Last week a Superior Court judge dismissed a final attempt by community groups to score a victory against the Walmart grocery market that opened in Chinatown last year. The groups’ complaint against Walmart brings up a number of factors that undermine the validity of the Chinatown store’s permits. These include zoning and redevelopment requirements that have not been met, poor record keeping by the City, the lack of current California Environmental Quality Act information about the neighborhood, and the fact that the permits were issued the day before a City Council hearing that could have halted the project.
Walmart has long occupied center stage in the national debate about income inequality because of its low wage jobs and ruthless ability to undercut small local businesses. How, then, did the retail giant plant a 33,000-square-foot flag in the middle of Los Angeles’ urban core, despite long-established safeguards designed to protect the unique neighborhood character of places like Chinatown?

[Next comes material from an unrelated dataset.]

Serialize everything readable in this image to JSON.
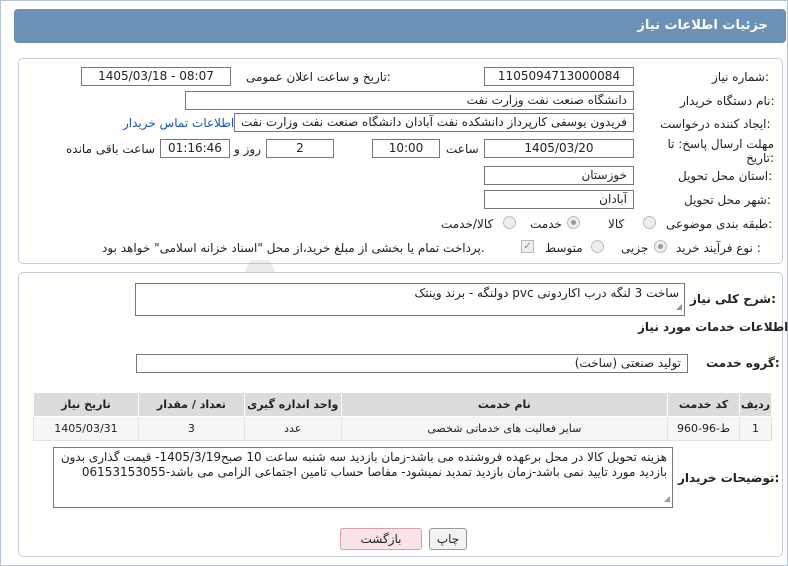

California’s relationship with redevelopment just got more complicated, now that state Senate President Pro Tem Darrell Steinberg (D-Sacramento) has temporarily withdrawn SB 1.
Steinberg had fought hard for his personally authored bill, which would have replaced California’s old system of community redevelopment agencies (CRAs), which were dissolved in 2011, with Sustainable Community Investment Authorities. Yet as the legislature’s fall session began, he calculated there was a strong possibility of Governor Jerry Brown vetoing the measure. (Last year Brown vetoed SB 1156, an earlier incarnation of Steinberg’s legislation.)
Steinberg withdrew the bill September 12, just as SB 1 was headed back to the Assembly for further discussion.
SB 1’s tactical withdrawal puts on hold the hopes of cities to build healthy, sustainable economies. Despite occasional planning mistakes made by some CRAs in the past, there is still an urgent need for rational urban planning that benefits all communities,